It’s not about testing
T in TDD is often misunderstood. TDD is the way we approach the design. It is the way to force us to think about the implementation before writing the code. It is the way to better structure the code. That does not mean that tests resulting from using TDD are useless. Far from that. They are very useful and allow us to develop with great speed without being afraid that something will be broken. That is especially true when refactoring takes place. Being able to reorganize the code while having the confidence that no functionality is broken is a huge boost to the quality of the code.
The main objective of TDD is code design with tests as a very useful side product.
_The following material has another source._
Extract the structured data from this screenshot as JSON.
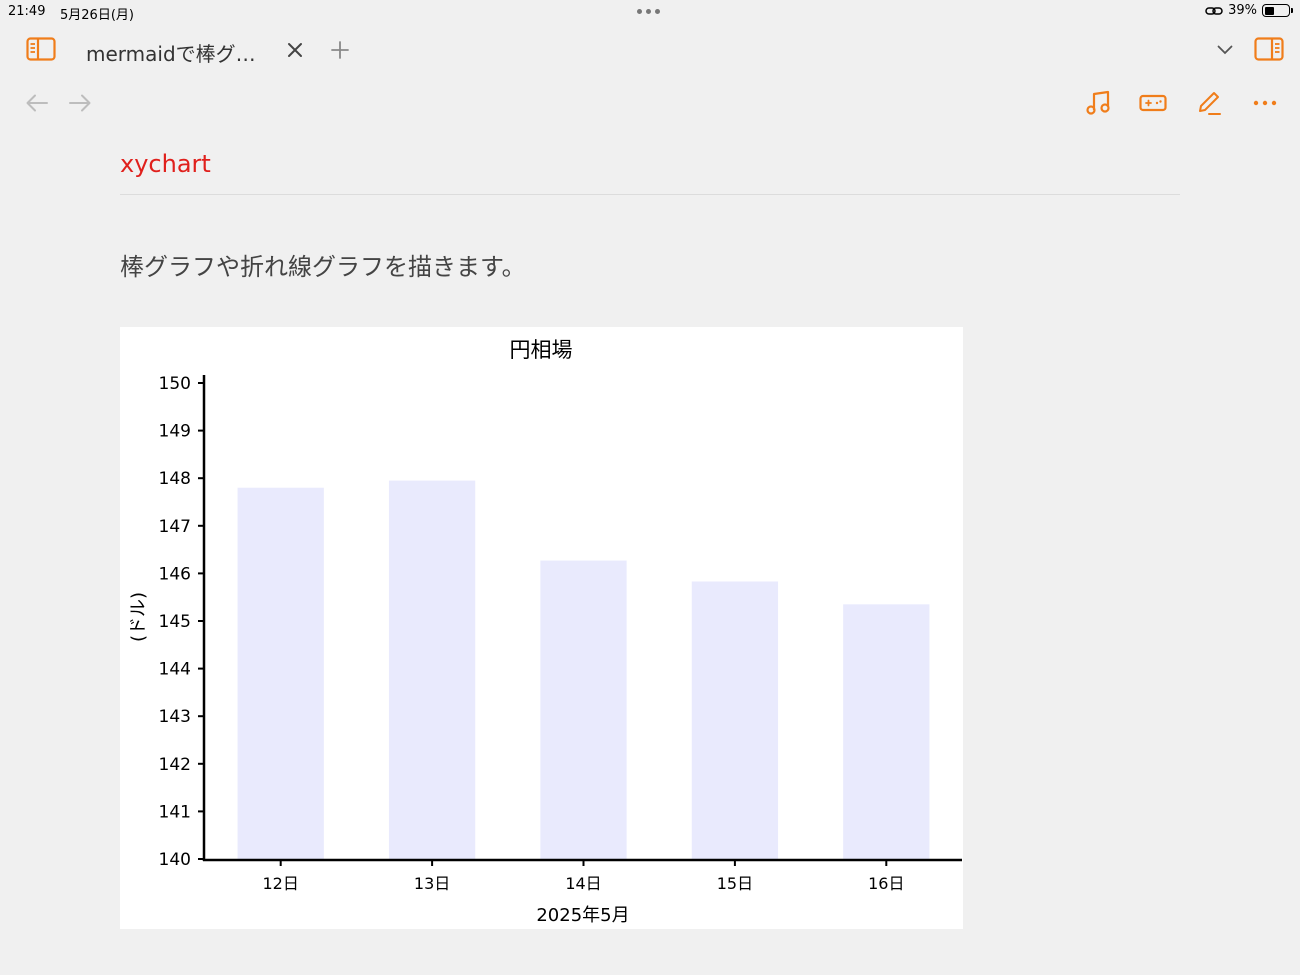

In order for tests to run fast thus providing constant feedback, code needs to be organized in a way that methods, functions and classes can be easily mocked and stubbed. Speed of the execution will be severely affected it, for example, our tests need to communicate with the database. By mocking external dependencies we are able to increase that speed drastically. Whole unit tests suite execution should be measured in minutes if not seconds. More importantly than speed, designing the code in a way that it can be easily mocked and stubbed forces us to better structure that code by applying separation of concerns. With or without mocks, the code should be written in a way that we can, for example, easily replace one database for another. That “another” can be, for example, mocked or in-memory database.
An example of mocking in Scala can be found in the Scala Test-Driven Development (TDD): Unit Testing File Operations with Specs2 and Mockito article. If your programming language of choice is not Scala, article can still be very useful in order to see the pattern that can be applied to any language.
Another very useful side effect of TDD (and well structured tests in general) is documentation. In most cases, it is much easier to find out what the code does by looking at tests than the implementation itself. Additional benefit that other types of documentation cannot provide is that tests are never outdated. If there is any discrepancy between tests and the implementation code, tests fail. Failed tests mean inaccurate documentation.
Tests as documentation article provides a bit deeper reasoning behind the usage of tests instead of traditional documentation.
In my experience, TDD is probably the most important tool we have in our software toolbox. It takes a lot of time and patience to become proficient in TDD but once that art is mastered, productivity and quality increases drastically. The best way to both learn and practice TDD is in combination with pair programming. As in a game of ping pong that requires two participants, TDD can be in pairs where one coder writes tests and the other writes the implementation of those tests. Roles can switch after every test (as it’s often done in coding dojos).
Give it a try and don’t give up when faced with obstacles since there will be many.
Test Driven Development (TDD): Best Practices Using Java Examples is a good starting point. Even though it uses Java examples, same, if not all, practices can be applied to any programming language. For an example in Java (as in the previous case, it is easily aplicable to other languages) please take a look at TDD Example Walkthrough article.
Another great way to perfection TDD skills are code katas (there are many on this site).
What is your experience with TDD? There are as many variations as there are teams practicing it and I’d like to hear about your experience.